Finally, there are some general considerations that corporate attorneys should keep in mind. Moeddel emphasized, “As corporation transactions have slowed and businesses have gone out of business, the issues faced by corporate lawyers and their clients have changed in the last few years. Lawyers need to adapt to the changing business climate and learn that, although the law is somewhat static, the business environment is not. It affects your client’s position, negotiating leverage, and risk. Therefore, you need to consider how each of those considerations changes your legal considerations.”
Background on the Professors
Although originally from Cincinnati, Muething attended the University of Michigan, where she majored in political science. After graduating, she participated in Teach for America for three years, teaching first grade at F.L. Stanton Elementary School in Atlanta, Georgia. She then returned to Cincinnati to attend UC Law. Muething says she chose UC for law school because her brother had a very positive experience at UC Law, and also because she wanted to move back to Cincinnati. Muething worked at KMK during both of her summers in law school, and has worked there since graduating in 2008.
Muething participated in the teaching of the Practice One despite having graduated less than two years ago. “When Ed Steiner first approached me about teaching the Corporations Practice One with him, I wondered what someone with my limited experience could bring to the class,” she said. “However, it soon became clear that our goal with respect to the Practice One was to have various viewpoints and show students not only what they would be doing at various stages of their career but also to give them a sense of the dynamic between attorneys in a corporate practice. Although I may have only had a year and a half of experience, I was able to give the students a better understanding of what their first couple of years of practice would be like, the type of work that they would be doing, and how to best prepare to be a young associate at a law firm.”
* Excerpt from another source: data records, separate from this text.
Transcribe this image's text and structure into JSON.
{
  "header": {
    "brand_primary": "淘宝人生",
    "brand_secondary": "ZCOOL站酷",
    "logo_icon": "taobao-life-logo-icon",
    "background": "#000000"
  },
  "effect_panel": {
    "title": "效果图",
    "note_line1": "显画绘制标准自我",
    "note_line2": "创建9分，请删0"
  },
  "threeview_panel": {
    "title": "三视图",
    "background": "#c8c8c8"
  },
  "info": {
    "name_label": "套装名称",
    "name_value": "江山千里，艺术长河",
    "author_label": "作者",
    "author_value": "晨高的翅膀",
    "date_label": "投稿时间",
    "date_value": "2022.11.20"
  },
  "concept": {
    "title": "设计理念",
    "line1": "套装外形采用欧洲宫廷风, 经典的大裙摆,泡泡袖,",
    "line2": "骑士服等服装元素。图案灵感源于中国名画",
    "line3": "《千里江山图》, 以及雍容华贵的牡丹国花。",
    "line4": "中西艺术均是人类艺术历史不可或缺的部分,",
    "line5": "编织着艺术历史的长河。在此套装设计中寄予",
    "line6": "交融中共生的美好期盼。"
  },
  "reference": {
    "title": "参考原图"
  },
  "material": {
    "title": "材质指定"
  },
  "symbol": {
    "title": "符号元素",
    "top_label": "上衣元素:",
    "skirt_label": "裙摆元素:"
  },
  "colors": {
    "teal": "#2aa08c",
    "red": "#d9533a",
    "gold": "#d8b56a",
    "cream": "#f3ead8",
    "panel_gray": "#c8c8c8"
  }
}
Like Muething, Mike Moeddel was born and raised in Cincinnati. He and his wife, Melissa Arnzen Moeddel, also of UC Law’s Class of 2002, have one daughter, Maya, who is fourteen months old, and a second child on the way, due in April. Moeddel majored in English at the Ohio State University before coming straight to UC Law. When asked why he returned to Cincinnati for law school, he said, “I knew they had a great corporate law program, and I was looking forward to coming home to learn and practice law.” He also worked at KMK both summers during law school, and has been there since he graduated in 2002.